Just wishing to be out of debt and wealthy won’t bring it to you, unless you are lucky enough to win the lottery and from what I hear you’re more likely to be struck by lightning than hit the jackpot. So unless you’ve recently been struck by lightning (and have the Lichtenberg figures to prove it) you’re not likely to hit the jackpot. Sorry, but that’s just the way it is.

Remove resistances.

Let’s face it, education isn’t likely the answer to most people’s financial woes. There’s a plethora of free information available on the internet on how to manage your money, not to mention the 42,602 books available on Amazon under “personal finance books” (that’s an affiliate link).

The issue with most people is all of the resistances we’ve built up in our minds. The excuses are what prevent us from truly being able to build wealth. So we’ve got to tear them down one by one until they’re gone.

That’s where using psychology and behavioral change to your advantage comes into play, and like him or not no one preaches behavioral change better than Ramit Sethi. Recognize resistances and find a way to work around them. Which brings my to the most important thing I’ve probably ever done for my finances…

Use an Automatic Savings Plan.

I used to try to save a certain portion of each and every single paycheck after paying all of my bills and living expenses. The problem I’d find myself in is not having any money left over to actually squirrel away into a savings or investment account.

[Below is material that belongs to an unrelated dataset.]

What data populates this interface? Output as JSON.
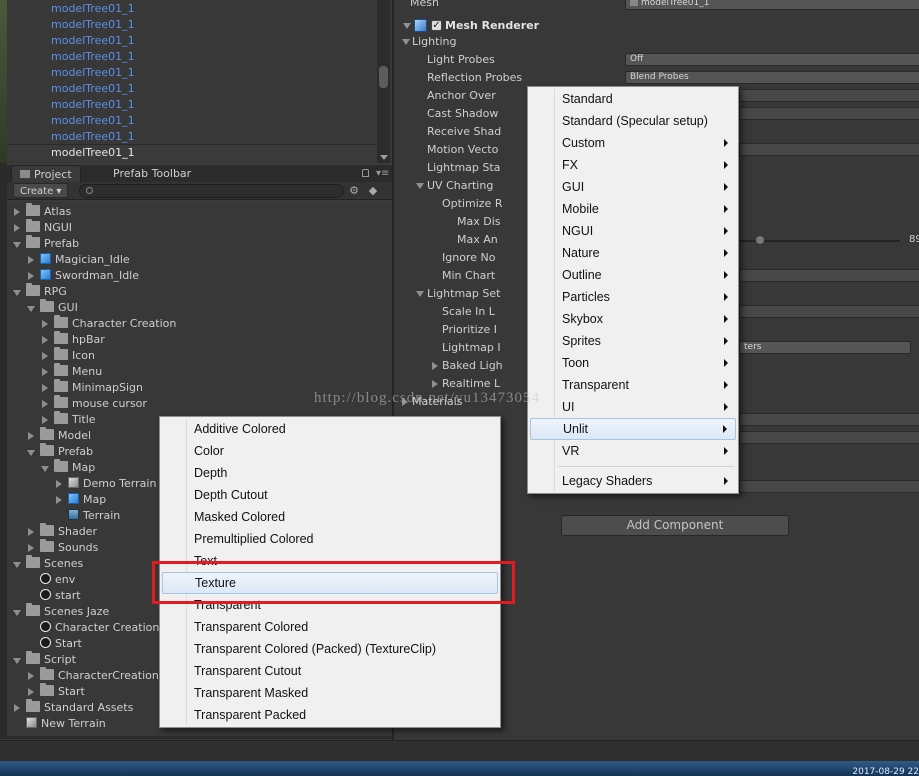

That was an unconscious resistance of mine; I didn’t actually think I could pay for everything, eat and have money left to save. The best (and I submit the only) way to counter this was to set up an automatic savings plan. Once I started saving first and paying for everything else after the automatic withdrawal from my account I realized I could still live on what I was ‘earning’ after socking money away for a rainy day.

I promise you that once you set up an automatic savings plan you’ll realize just how doable it is. There’s no need to restrict yourself to a dollar-for-dollar budget, because just like dieting you’ll inevitably crack and go overboard rebelling against said budget.

What are some of the things you’ve learned on your quest for financial freedom?

Credit to dangerousminds.net for the picture of the Lichtenberg figure

Leave a Reply

Your email address will not be published. Required fields are marked *